I moved back down to the birthing stool and Melissa took over Jesse’s position so he could watch. Bless her and her sweet, crushed hands! I pushed for about 2 1/2 hours, but it truly felt like 2 minutes to me – I was so happy to feel progress after all the waiting. Tracey asked it I wanted to push on my hands and knees, and her intuition was correct. I fell forward off the stool and propped my arms on a stack of quilts. Jesse and Renee were behind me, watching the head poke out further and further each push. This was probably the only part of the whole birth I would call painful – the stinging feeling of stretching. But having read many birth stories myself, I knew this meant the baby was almost out. There was an incredibly intense push and then a sort of POP! feeling, and the head was out! This was completely surreal, as I paused to wait for another contraction and Jesse held the screaming head of our child who was still half inside me. “One more push!” Renee said, and again, she was right.
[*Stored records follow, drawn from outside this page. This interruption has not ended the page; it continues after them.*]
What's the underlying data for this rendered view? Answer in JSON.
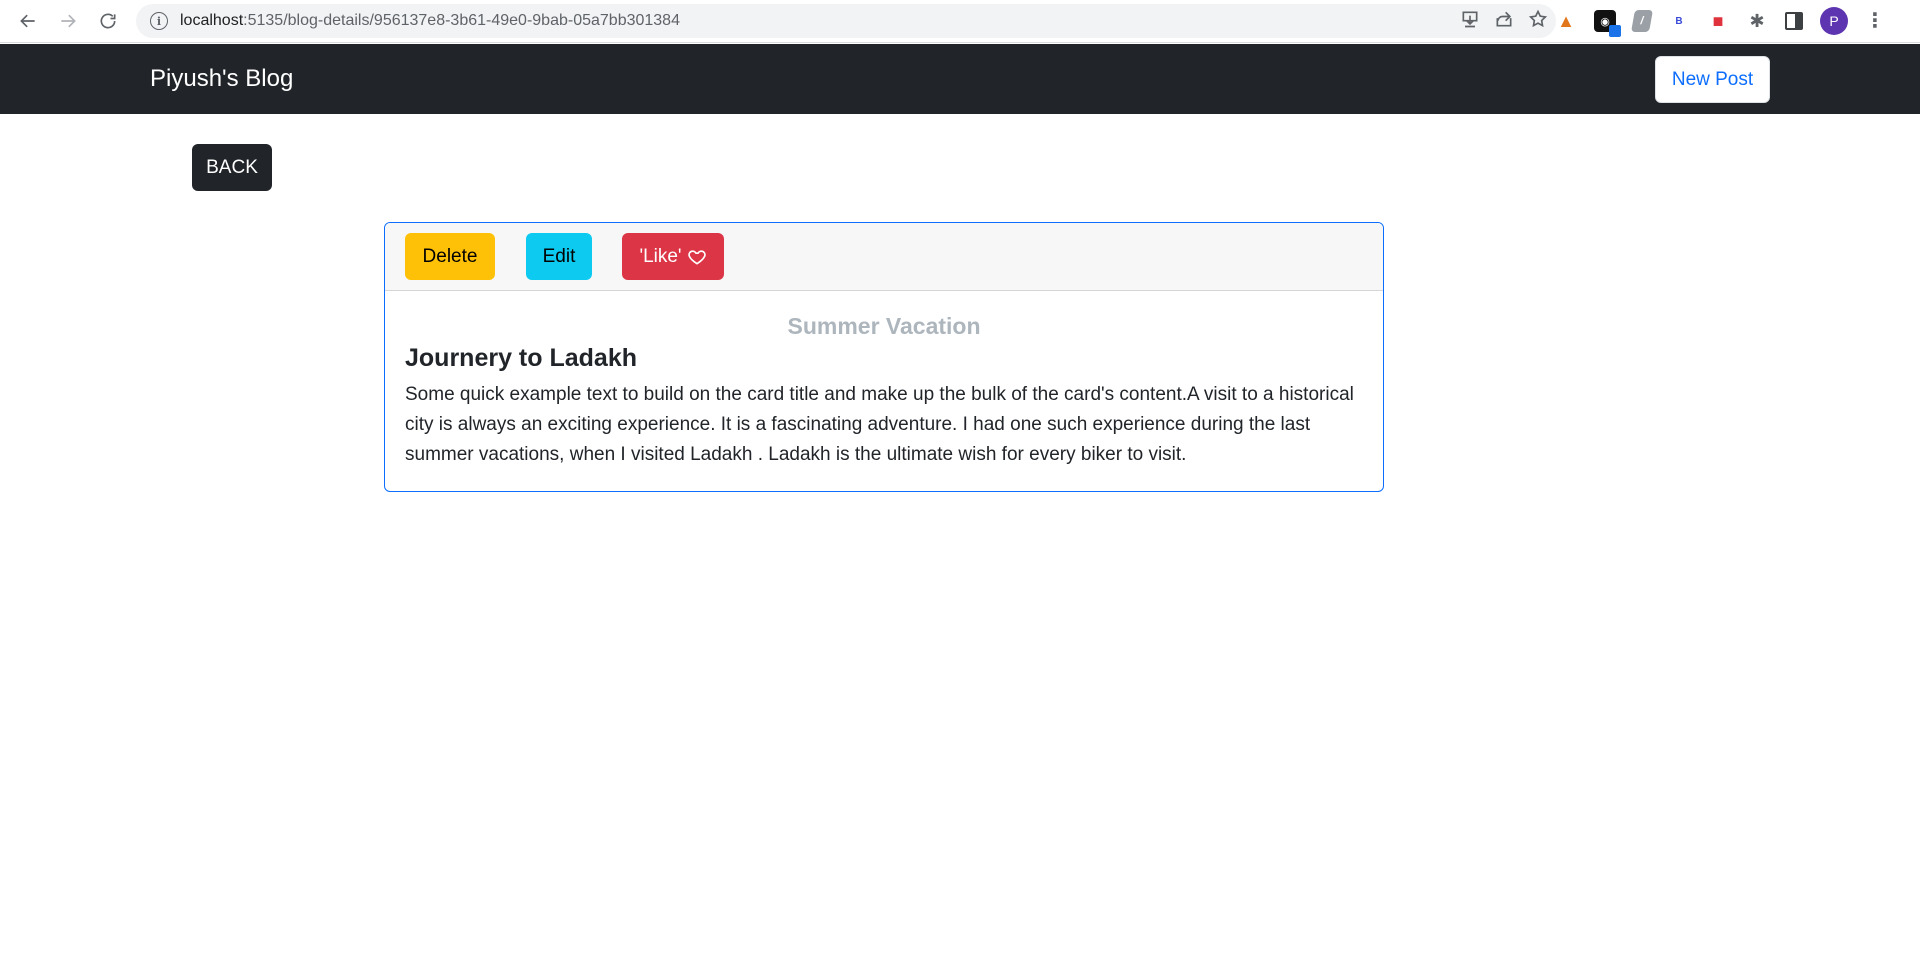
{
  "browser": {
    "url_host": "localhost",
    "url_path": ":5135/blog-details/956137e8-3b61-49e0-9bab-05a7bb301384",
    "avatar_letter": "P",
    "extension_b_label": "B"
  },
  "navbar": {
    "brand": "Piyush's Blog",
    "new_post_label": "New Post"
  },
  "back_label": "BACK",
  "card": {
    "delete_label": "Delete",
    "edit_label": "Edit",
    "like_label": "'Like'",
    "subtitle": "Summer Vacation",
    "title": "Journery to Ladakh",
    "text": "Some quick example text to build on the card title and make up the bulk of the card's content.A visit to a historical city is always an exciting experience. It is a fascinating adventure. I had one such experience during the last summer vacations, when I visited Ladakh . Ladakh is the ultimate wish for every biker to visit."
  },
  "colors": {
    "navbar_bg": "#212529",
    "delete_bg": "#ffc107",
    "edit_bg": "#0dcaf0",
    "like_bg": "#dc3545",
    "card_border": "#0d6efd",
    "link_blue": "#0d6efd"
  },
  "icons": {
    "back": "arrow-left-icon",
    "forward": "arrow-right-icon",
    "reload": "reload-icon",
    "site_info": "info-icon",
    "install": "install-icon",
    "share": "share-icon",
    "bookmark": "star-icon",
    "like": "heart-icon"
  }
}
The baby slid out into Jesse’s arms and I screamed “THANK YOU JESUS!” and I meant it.
The baby was handed up to me from between my legs because I was still on my knees and the cord still attached. I immediately saw it was a boy and kissed his messy face, and all the exhuastion was gone and I could have run a marathon with all the energy and joy I suddenly had. It was perfect. Yes, it was long. But there is nothing inherently wrong with a long birth, especially when mama and baby are fine. There is NO WAY I would have been allowed to labor so long at a hospital. Although I can’t know for sure, doctors would have most likely given me Pitocin to speed things along, which often to leads to irregular hearbeat in the baby, which often starts a chain of events that often ends with a cesarean.
I am so grateful to our beautiful midwives, who had faith in me and always knew that I was fine, that the baby was never in any danger. They allowed me to do my own work, and now I have this tremendous sense of accomplishmment. Birth left me feeling so strong, so powerful, so proud…all feelings that women are sadly not often inclined to feel, especially in birth.
Further Collett Frost was born at 7:49 AM on Christmas Eve, at home. And he gets more and more wonderful every day.